• DIRECTIONS FOR THIS TASK:
In the listing below, find every line with the string "name" and pull it out.
-------- MATERIAL FOR THE TASK --------
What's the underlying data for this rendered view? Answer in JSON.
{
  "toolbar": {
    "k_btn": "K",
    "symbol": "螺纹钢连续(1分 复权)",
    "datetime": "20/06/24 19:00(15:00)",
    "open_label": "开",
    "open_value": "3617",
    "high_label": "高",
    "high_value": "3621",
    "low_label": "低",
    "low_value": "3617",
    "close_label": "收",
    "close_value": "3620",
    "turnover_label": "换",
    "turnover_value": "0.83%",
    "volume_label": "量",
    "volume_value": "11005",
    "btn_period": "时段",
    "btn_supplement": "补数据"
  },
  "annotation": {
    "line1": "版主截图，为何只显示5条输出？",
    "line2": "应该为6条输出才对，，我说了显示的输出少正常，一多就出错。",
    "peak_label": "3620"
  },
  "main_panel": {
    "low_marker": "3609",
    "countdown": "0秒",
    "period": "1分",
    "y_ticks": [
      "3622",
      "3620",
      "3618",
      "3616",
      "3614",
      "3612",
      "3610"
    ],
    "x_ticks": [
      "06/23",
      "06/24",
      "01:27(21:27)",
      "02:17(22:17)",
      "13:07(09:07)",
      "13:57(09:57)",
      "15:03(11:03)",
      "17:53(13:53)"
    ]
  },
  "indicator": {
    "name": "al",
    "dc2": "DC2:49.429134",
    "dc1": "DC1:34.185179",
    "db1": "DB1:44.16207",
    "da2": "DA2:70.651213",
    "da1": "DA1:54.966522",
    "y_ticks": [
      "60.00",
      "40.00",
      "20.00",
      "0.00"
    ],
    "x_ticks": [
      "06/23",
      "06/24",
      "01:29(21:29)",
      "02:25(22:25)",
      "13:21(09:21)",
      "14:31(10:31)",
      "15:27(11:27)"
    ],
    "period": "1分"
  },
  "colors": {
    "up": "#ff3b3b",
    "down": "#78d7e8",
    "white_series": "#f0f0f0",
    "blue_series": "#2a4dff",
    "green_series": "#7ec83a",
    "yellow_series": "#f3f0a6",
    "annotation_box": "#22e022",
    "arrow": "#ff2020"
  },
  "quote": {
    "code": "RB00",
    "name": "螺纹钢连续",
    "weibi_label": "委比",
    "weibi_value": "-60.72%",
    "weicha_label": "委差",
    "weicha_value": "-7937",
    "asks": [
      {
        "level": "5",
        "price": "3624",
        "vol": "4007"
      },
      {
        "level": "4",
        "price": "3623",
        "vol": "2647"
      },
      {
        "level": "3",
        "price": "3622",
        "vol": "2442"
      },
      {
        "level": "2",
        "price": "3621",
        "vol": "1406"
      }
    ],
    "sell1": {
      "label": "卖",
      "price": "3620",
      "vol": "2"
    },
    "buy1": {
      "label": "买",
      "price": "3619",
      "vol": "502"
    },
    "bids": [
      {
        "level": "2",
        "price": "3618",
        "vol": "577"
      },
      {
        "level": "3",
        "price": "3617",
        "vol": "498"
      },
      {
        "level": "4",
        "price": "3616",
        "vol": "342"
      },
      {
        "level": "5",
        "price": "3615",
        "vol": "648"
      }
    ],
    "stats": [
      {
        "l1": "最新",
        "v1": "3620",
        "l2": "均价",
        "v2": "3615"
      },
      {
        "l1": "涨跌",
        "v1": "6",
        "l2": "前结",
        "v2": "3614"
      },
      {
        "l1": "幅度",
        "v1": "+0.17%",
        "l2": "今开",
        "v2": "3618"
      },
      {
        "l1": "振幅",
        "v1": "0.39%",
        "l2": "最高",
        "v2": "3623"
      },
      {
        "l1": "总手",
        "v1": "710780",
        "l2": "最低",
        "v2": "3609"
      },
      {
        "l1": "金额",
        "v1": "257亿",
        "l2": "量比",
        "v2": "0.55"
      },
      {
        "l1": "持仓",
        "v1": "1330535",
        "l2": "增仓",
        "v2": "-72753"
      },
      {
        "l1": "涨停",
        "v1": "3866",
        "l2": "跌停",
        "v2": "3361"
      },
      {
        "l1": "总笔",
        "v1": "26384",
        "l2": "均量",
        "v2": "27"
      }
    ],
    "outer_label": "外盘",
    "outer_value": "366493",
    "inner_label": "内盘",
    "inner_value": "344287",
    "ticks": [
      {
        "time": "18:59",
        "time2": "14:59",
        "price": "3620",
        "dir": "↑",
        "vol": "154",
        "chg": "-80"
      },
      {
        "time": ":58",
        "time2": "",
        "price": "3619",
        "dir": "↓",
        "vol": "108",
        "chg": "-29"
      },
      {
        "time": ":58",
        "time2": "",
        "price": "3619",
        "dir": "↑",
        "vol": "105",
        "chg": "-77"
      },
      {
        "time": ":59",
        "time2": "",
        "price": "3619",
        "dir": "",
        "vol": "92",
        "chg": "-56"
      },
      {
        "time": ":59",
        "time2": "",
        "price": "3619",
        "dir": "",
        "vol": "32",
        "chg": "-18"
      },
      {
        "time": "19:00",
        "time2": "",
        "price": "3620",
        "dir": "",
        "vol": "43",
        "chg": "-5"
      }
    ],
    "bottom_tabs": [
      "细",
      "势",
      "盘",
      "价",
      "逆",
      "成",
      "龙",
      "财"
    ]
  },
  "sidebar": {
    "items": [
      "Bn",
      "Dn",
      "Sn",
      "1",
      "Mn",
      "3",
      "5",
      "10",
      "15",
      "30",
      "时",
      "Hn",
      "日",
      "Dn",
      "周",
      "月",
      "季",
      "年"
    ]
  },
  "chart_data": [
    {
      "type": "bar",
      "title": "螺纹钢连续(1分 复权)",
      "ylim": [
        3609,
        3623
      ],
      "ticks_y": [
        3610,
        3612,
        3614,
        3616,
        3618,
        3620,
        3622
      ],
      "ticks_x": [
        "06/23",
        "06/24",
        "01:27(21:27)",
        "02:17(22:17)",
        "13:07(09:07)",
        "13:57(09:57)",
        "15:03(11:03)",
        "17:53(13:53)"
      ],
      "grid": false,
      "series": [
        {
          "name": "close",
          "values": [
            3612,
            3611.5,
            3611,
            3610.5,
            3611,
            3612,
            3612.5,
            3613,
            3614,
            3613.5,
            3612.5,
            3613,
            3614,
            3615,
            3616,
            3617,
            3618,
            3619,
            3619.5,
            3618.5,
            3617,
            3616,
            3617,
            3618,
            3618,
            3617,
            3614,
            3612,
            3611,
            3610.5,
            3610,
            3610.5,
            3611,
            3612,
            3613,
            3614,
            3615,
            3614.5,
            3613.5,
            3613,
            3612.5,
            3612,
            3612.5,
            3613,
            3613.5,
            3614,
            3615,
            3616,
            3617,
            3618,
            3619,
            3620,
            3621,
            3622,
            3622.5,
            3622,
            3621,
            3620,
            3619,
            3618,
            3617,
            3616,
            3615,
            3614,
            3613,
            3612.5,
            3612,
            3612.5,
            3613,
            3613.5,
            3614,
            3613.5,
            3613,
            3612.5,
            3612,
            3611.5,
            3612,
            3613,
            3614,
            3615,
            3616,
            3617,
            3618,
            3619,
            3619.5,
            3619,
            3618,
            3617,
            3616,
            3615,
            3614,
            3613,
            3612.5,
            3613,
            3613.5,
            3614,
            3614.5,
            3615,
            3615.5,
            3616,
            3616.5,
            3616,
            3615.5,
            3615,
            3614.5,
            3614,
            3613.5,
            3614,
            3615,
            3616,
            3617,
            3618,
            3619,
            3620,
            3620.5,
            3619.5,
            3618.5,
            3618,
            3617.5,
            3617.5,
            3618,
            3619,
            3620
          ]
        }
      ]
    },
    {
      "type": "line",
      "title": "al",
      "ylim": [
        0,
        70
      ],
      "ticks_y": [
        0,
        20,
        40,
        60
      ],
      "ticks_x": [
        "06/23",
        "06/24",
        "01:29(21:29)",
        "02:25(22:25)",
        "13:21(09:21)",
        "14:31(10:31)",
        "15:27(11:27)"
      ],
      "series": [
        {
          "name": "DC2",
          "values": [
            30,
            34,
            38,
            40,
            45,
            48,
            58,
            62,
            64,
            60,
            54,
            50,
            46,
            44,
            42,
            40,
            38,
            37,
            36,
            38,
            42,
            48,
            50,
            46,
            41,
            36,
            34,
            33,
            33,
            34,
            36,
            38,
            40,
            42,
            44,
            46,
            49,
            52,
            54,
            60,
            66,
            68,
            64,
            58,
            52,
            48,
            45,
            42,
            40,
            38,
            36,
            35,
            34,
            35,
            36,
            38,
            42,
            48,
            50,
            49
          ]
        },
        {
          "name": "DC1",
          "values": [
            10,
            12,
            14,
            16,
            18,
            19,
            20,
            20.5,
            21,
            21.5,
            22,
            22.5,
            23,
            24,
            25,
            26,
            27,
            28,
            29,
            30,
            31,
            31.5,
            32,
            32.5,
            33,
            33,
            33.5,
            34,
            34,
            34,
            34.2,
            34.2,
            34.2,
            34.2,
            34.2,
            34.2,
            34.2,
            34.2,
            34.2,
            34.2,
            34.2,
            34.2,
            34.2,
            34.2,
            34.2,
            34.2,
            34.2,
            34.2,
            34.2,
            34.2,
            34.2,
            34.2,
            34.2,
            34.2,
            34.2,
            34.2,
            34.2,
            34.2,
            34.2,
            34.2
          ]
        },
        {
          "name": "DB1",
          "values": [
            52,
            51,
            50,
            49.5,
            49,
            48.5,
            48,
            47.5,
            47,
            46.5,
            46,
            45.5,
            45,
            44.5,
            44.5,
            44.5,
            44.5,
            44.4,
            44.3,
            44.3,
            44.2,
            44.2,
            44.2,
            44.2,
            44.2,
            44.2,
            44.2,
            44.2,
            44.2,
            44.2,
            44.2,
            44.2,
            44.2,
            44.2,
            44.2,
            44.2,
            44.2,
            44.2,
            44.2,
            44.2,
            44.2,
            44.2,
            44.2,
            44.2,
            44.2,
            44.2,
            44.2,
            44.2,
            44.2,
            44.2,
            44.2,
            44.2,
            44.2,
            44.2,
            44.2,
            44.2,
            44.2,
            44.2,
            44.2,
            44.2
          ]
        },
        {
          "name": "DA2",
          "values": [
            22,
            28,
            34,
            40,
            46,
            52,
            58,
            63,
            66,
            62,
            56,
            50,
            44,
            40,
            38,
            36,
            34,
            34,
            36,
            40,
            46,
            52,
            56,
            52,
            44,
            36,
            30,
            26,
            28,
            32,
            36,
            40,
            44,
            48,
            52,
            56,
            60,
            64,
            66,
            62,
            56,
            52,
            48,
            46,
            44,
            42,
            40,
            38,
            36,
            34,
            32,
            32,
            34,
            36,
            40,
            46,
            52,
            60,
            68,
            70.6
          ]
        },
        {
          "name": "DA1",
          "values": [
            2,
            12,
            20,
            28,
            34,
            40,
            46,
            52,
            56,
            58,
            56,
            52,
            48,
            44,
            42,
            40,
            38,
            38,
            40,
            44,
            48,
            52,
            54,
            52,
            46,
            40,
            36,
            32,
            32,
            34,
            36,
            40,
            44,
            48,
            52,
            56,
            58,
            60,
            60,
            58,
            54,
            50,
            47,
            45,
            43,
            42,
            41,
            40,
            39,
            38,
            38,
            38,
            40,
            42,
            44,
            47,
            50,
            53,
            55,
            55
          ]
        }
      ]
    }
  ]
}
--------
• RESPONSE TO THIS TASK:
    "name": "al",
    "name": "螺纹钢连续",
          "name": "close",
          "name": "DC2",
          "name": "DC1",
          "name": "DB1",
          "name": "DA2",
          "name": "DA1",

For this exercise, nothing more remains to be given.